● **TASK TO COMPLETE**
The listing below should be printed exactly, every line of it. Skip the pictures.

● **DATA PROVIDED**

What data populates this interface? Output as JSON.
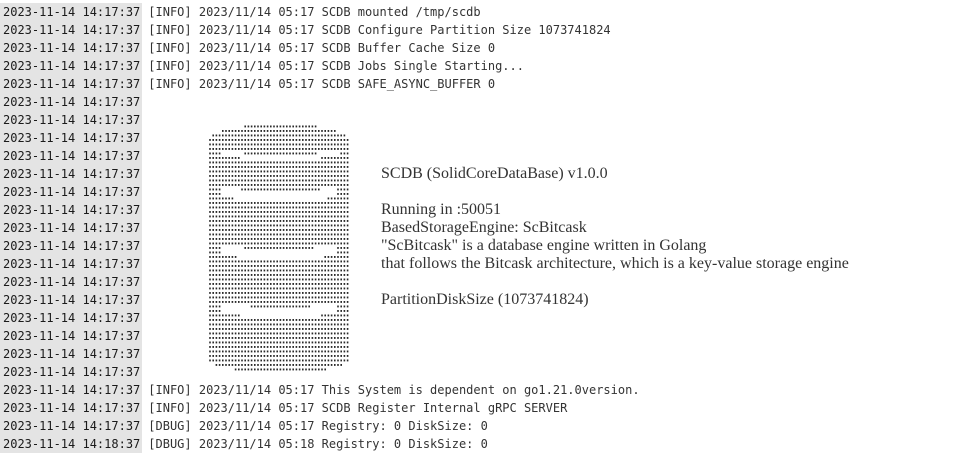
{
  "log": {
    "lines": [
      {
        "ts": "2023-11-14 14:17:37",
        "msg": "[INFO] 2023/11/14 05:17 SCDB mounted /tmp/scdb"
      },
      {
        "ts": "2023-11-14 14:17:37",
        "msg": "[INFO] 2023/11/14 05:17 SCDB Configure Partition Size 1073741824"
      },
      {
        "ts": "2023-11-14 14:17:37",
        "msg": "[INFO] 2023/11/14 05:17 SCDB Buffer Cache Size 0"
      },
      {
        "ts": "2023-11-14 14:17:37",
        "msg": "[INFO] 2023/11/14 05:17 SCDB Jobs Single Starting..."
      },
      {
        "ts": "2023-11-14 14:17:37",
        "msg": "[INFO] 2023/11/14 05:17 SCDB SAFE_ASYNC_BUFFER 0"
      },
      {
        "ts": "2023-11-14 14:17:37",
        "msg": ""
      },
      {
        "ts": "2023-11-14 14:17:37",
        "msg": ""
      },
      {
        "ts": "2023-11-14 14:17:37",
        "msg": ""
      },
      {
        "ts": "2023-11-14 14:17:37",
        "msg": ""
      },
      {
        "ts": "2023-11-14 14:17:37",
        "msg": ""
      },
      {
        "ts": "2023-11-14 14:17:37",
        "msg": ""
      },
      {
        "ts": "2023-11-14 14:17:37",
        "msg": ""
      },
      {
        "ts": "2023-11-14 14:17:37",
        "msg": ""
      },
      {
        "ts": "2023-11-14 14:17:37",
        "msg": ""
      },
      {
        "ts": "2023-11-14 14:17:37",
        "msg": ""
      },
      {
        "ts": "2023-11-14 14:17:37",
        "msg": ""
      },
      {
        "ts": "2023-11-14 14:17:37",
        "msg": ""
      },
      {
        "ts": "2023-11-14 14:17:37",
        "msg": ""
      },
      {
        "ts": "2023-11-14 14:17:37",
        "msg": ""
      },
      {
        "ts": "2023-11-14 14:17:37",
        "msg": ""
      },
      {
        "ts": "2023-11-14 14:17:37",
        "msg": ""
      },
      {
        "ts": "2023-11-14 14:17:37",
        "msg": "[INFO] 2023/11/14 05:17 This System is dependent on go1.21.0version."
      },
      {
        "ts": "2023-11-14 14:17:37",
        "msg": "[INFO] 2023/11/14 05:17 SCDB Register Internal gRPC SERVER"
      },
      {
        "ts": "2023-11-14 14:17:37",
        "msg": "[DBUG] 2023/11/14 05:17 Registry: 0 DiskSize: 0"
      },
      {
        "ts": "2023-11-14 14:18:37",
        "msg": "[DBUG] 2023/11/14 05:18 Registry: 0 DiskSize: 0"
      }
    ]
  },
  "banner": {
    "title": "SCDB (SolidCoreDataBase) v1.0.0",
    "running": "Running in :50051",
    "engine": "BasedStorageEngine: ScBitcask",
    "desc1": "\"ScBitcask\" is a database engine written in Golang",
    "desc2": "that follows the Bitcask architecture, which is a key-value storage engine",
    "partition": "PartitionDiskSize (1073741824)"
  },
  "icons": {
    "logo": "database-cylinder-icon"
  }
}
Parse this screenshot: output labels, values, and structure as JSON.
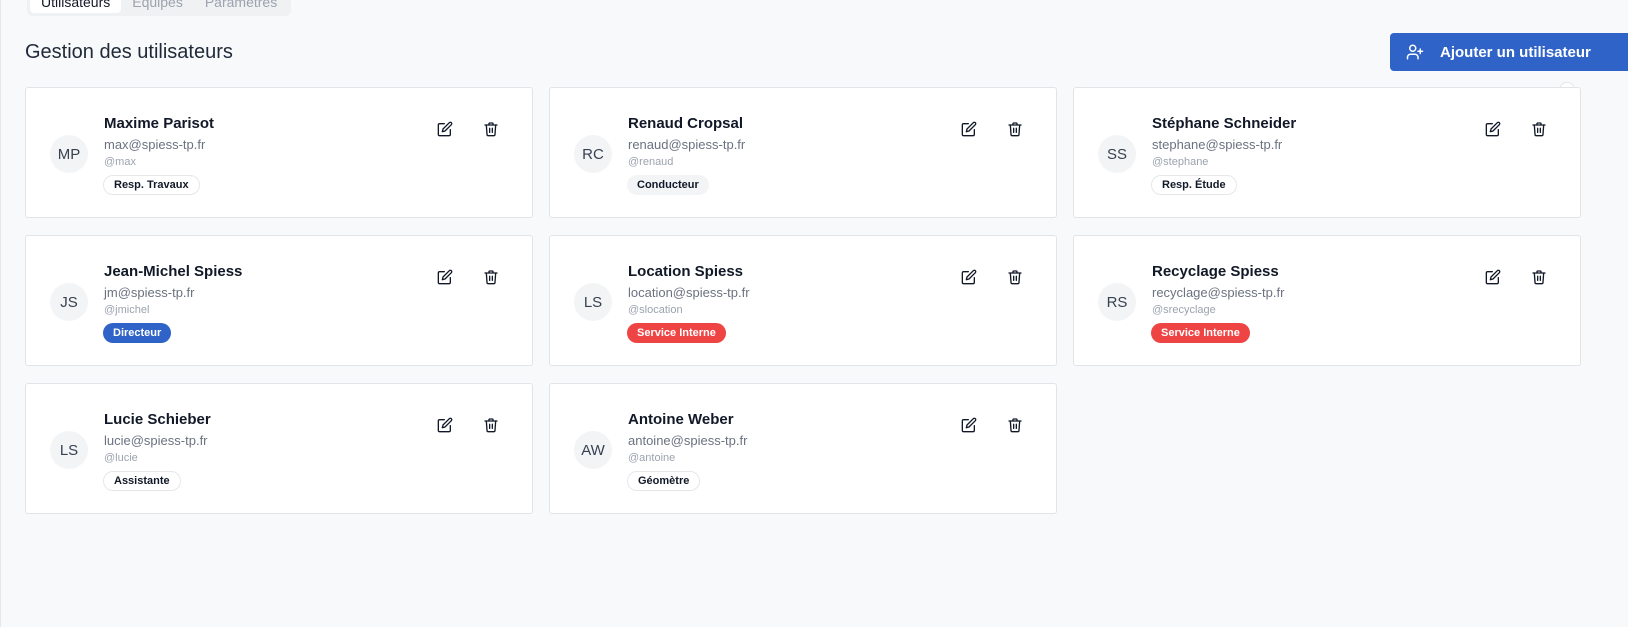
{
  "tabs": [
    {
      "label": "Utilisateurs",
      "active": true
    },
    {
      "label": "Équipes",
      "active": false
    },
    {
      "label": "Paramètres",
      "active": false
    }
  ],
  "page_title": "Gestion des utilisateurs",
  "add_button": {
    "label": "Ajouter un utilisateur",
    "icon": "user-plus-icon",
    "color": "#2f63c8"
  },
  "colors": {
    "primary": "#2f63c8",
    "danger": "#ef4444"
  },
  "users": [
    {
      "initials": "MP",
      "name": "Maxime Parisot",
      "email": "max@spiess-tp.fr",
      "handle": "@max",
      "role": "Resp. Travaux",
      "badge_style": "outline"
    },
    {
      "initials": "RC",
      "name": "Renaud Cropsal",
      "email": "renaud@spiess-tp.fr",
      "handle": "@renaud",
      "role": "Conducteur",
      "badge_style": "gray"
    },
    {
      "initials": "SS",
      "name": "Stéphane Schneider",
      "email": "stephane@spiess-tp.fr",
      "handle": "@stephane",
      "role": "Resp. Étude",
      "badge_style": "outline"
    },
    {
      "initials": "JS",
      "name": "Jean-Michel Spiess",
      "email": "jm@spiess-tp.fr",
      "handle": "@jmichel",
      "role": "Directeur",
      "badge_style": "blue"
    },
    {
      "initials": "LS",
      "name": "Location Spiess",
      "email": "location@spiess-tp.fr",
      "handle": "@slocation",
      "role": "Service Interne",
      "badge_style": "red"
    },
    {
      "initials": "RS",
      "name": "Recyclage Spiess",
      "email": "recyclage@spiess-tp.fr",
      "handle": "@srecyclage",
      "role": "Service Interne",
      "badge_style": "red"
    },
    {
      "initials": "LS",
      "name": "Lucie Schieber",
      "email": "lucie@spiess-tp.fr",
      "handle": "@lucie",
      "role": "Assistante",
      "badge_style": "outline"
    },
    {
      "initials": "AW",
      "name": "Antoine Weber",
      "email": "antoine@spiess-tp.fr",
      "handle": "@antoine",
      "role": "Géomètre",
      "badge_style": "outline"
    }
  ],
  "card_actions": {
    "edit_icon": "edit-icon",
    "delete_icon": "trash-icon"
  }
}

● **REPLY TO THE TASK**
What data populates this interface? Output as JSON.
{
  "log": {
    "lines": [
      {
        "ts": "2023-11-14 14:17:37",
        "msg": "[INFO] 2023/11/14 05:17 SCDB mounted /tmp/scdb"
      },
      {
        "ts": "2023-11-14 14:17:37",
        "msg": "[INFO] 2023/11/14 05:17 SCDB Configure Partition Size 1073741824"
      },
      {
        "ts": "2023-11-14 14:17:37",
        "msg": "[INFO] 2023/11/14 05:17 SCDB Buffer Cache Size 0"
      },
      {
        "ts": "2023-11-14 14:17:37",
        "msg": "[INFO] 2023/11/14 05:17 SCDB Jobs Single Starting..."
      },
      {
        "ts": "2023-11-14 14:17:37",
        "msg": "[INFO] 2023/11/14 05:17 SCDB SAFE_ASYNC_BUFFER 0"
      },
      {
        "ts": "2023-11-14 14:17:37",
        "msg": ""
      },
      {
        "ts": "2023-11-14 14:17:37",
        "msg": ""
      },
      {
        "ts": "2023-11-14 14:17:37",
        "msg": ""
      },
      {
        "ts": "2023-11-14 14:17:37",
        "msg": ""
      },
      {
        "ts": "2023-11-14 14:17:37",
        "msg": ""
      },
      {
        "ts": "2023-11-14 14:17:37",
        "msg": ""
      },
      {
        "ts": "2023-11-14 14:17:37",
        "msg": ""
      },
      {
        "ts": "2023-11-14 14:17:37",
        "msg": ""
      },
      {
        "ts": "2023-11-14 14:17:37",
        "msg": ""
      },
      {
        "ts": "2023-11-14 14:17:37",
        "msg": ""
      },
      {
        "ts": "2023-11-14 14:17:37",
        "msg": ""
      },
      {
        "ts": "2023-11-14 14:17:37",
        "msg": ""
      },
      {
        "ts": "2023-11-14 14:17:37",
        "msg": ""
      },
      {
        "ts": "2023-11-14 14:17:37",
        "msg": ""
      },
      {
        "ts": "2023-11-14 14:17:37",
        "msg": ""
      },
      {
        "ts": "2023-11-14 14:17:37",
        "msg": ""
      },
      {
        "ts": "2023-11-14 14:17:37",
        "msg": "[INFO] 2023/11/14 05:17 This System is dependent on go1.21.0version."
      },
      {
        "ts": "2023-11-14 14:17:37",
        "msg": "[INFO] 2023/11/14 05:17 SCDB Register Internal gRPC SERVER"
      },
      {
        "ts": "2023-11-14 14:17:37",
        "msg": "[DBUG] 2023/11/14 05:17 Registry: 0 DiskSize: 0"
      },
      {
        "ts": "2023-11-14 14:18:37",
        "msg": "[DBUG] 2023/11/14 05:18 Registry: 0 DiskSize: 0"
      }
    ]
  },
  "banner": {
    "title": "SCDB (SolidCoreDataBase) v1.0.0",
    "running": "Running in :50051",
    "engine": "BasedStorageEngine: ScBitcask",
    "desc1": "\"ScBitcask\" is a database engine written in Golang",
    "desc2": "that follows the Bitcask architecture, which is a key-value storage engine",
    "partition": "PartitionDiskSize (1073741824)"
  },
  "icons": {
    "logo": "database-cylinder-icon"
  }
}
Parse this screenshot: output labels, values, and structure as JSON.
{
  "tabs": [
    {
      "label": "Utilisateurs",
      "active": true
    },
    {
      "label": "Équipes",
      "active": false
    },
    {
      "label": "Paramètres",
      "active": false
    }
  ],
  "page_title": "Gestion des utilisateurs",
  "add_button": {
    "label": "Ajouter un utilisateur",
    "icon": "user-plus-icon",
    "color": "#2f63c8"
  },
  "colors": {
    "primary": "#2f63c8",
    "danger": "#ef4444"
  },
  "users": [
    {
      "initials": "MP",
      "name": "Maxime Parisot",
      "email": "max@spiess-tp.fr",
      "handle": "@max",
      "role": "Resp. Travaux",
      "badge_style": "outline"
    },
    {
      "initials": "RC",
      "name": "Renaud Cropsal",
      "email": "renaud@spiess-tp.fr",
      "handle": "@renaud",
      "role": "Conducteur",
      "badge_style": "gray"
    },
    {
      "initials": "SS",
      "name": "Stéphane Schneider",
      "email": "stephane@spiess-tp.fr",
      "handle": "@stephane",
      "role": "Resp. Étude",
      "badge_style": "outline"
    },
    {
      "initials": "JS",
      "name": "Jean-Michel Spiess",
      "email": "jm@spiess-tp.fr",
      "handle": "@jmichel",
      "role": "Directeur",
      "badge_style": "blue"
    },
    {
      "initials": "LS",
      "name": "Location Spiess",
      "email": "location@spiess-tp.fr",
      "handle": "@slocation",
      "role": "Service Interne",
      "badge_style": "red"
    },
    {
      "initials": "RS",
      "name": "Recyclage Spiess",
      "email": "recyclage@spiess-tp.fr",
      "handle": "@srecyclage",
      "role": "Service Interne",
      "badge_style": "red"
    },
    {
      "initials": "LS",
      "name": "Lucie Schieber",
      "email": "lucie@spiess-tp.fr",
      "handle": "@lucie",
      "role": "Assistante",
      "badge_style": "outline"
    },
    {
      "initials": "AW",
      "name": "Antoine Weber",
      "email": "antoine@spiess-tp.fr",
      "handle": "@antoine",
      "role": "Géomètre",
      "badge_style": "outline"
    }
  ],
  "card_actions": {
    "edit_icon": "edit-icon",
    "delete_icon": "trash-icon"
  }
}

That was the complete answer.